[Dataset entries]
****************************************

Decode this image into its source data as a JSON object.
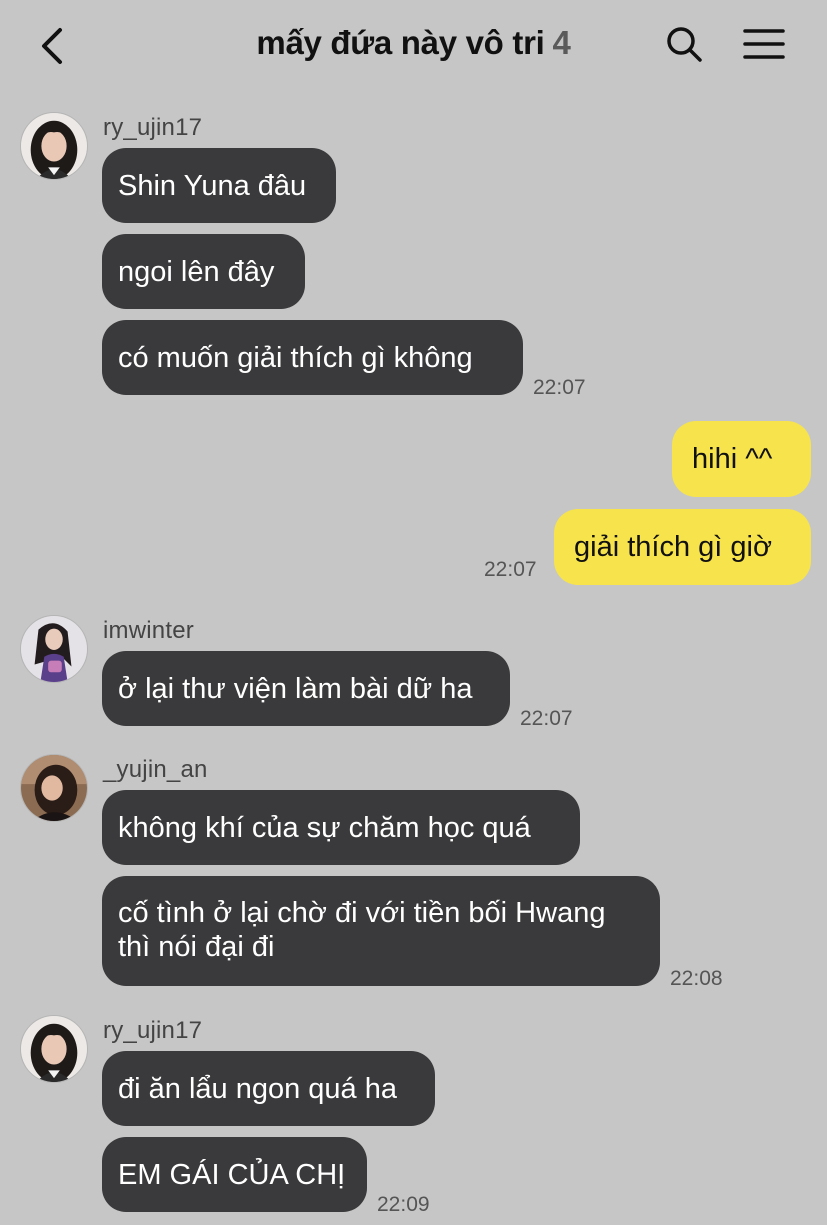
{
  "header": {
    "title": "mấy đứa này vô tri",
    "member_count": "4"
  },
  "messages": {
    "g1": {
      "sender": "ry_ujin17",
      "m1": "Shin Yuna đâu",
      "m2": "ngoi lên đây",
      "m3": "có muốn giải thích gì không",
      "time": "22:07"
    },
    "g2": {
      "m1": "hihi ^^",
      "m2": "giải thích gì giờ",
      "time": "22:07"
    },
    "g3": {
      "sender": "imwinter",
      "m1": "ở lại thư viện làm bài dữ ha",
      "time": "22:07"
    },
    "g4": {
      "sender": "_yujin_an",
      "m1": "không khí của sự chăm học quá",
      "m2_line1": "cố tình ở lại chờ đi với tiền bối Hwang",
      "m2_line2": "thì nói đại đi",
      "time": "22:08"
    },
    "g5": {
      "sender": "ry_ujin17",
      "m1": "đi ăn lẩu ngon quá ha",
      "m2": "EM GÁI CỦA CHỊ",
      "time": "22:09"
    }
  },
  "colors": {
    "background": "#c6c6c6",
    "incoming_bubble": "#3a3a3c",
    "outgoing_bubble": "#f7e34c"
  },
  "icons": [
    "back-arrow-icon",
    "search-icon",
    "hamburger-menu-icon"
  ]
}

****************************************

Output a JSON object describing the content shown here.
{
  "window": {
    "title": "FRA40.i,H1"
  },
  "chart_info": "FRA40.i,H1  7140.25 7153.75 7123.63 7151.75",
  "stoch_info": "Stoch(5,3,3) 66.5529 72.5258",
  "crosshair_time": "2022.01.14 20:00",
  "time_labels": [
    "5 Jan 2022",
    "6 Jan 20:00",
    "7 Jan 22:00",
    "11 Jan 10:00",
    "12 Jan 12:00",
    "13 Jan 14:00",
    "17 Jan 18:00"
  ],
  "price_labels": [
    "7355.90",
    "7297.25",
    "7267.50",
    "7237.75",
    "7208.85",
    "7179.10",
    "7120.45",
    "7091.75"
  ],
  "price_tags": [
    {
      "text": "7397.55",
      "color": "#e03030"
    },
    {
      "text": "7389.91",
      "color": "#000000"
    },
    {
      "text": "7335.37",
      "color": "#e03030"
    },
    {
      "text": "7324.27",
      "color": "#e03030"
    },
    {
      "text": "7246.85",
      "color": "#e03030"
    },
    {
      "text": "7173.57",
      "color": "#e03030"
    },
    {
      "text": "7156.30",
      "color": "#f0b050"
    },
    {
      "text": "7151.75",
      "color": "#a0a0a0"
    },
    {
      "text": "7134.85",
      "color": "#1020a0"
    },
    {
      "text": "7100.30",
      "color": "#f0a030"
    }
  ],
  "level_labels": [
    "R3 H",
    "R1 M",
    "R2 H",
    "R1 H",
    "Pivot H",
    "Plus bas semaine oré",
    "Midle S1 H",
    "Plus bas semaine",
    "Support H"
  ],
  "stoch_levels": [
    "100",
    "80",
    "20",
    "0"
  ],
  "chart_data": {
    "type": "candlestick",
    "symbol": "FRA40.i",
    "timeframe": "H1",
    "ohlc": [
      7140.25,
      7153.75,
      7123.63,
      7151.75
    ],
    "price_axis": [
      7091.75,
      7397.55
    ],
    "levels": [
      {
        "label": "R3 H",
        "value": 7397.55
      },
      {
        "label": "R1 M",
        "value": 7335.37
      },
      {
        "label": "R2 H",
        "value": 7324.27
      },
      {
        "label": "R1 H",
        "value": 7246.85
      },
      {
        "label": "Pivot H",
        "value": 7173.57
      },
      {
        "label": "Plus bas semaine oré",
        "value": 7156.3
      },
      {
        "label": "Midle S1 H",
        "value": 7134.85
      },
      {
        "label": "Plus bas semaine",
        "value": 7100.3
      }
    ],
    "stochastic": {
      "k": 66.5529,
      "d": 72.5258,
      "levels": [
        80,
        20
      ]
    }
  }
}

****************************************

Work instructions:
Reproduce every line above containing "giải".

Answer space:
      "m3": "có muốn giải thích gì không",
      "m2": "giải thích gì giờ",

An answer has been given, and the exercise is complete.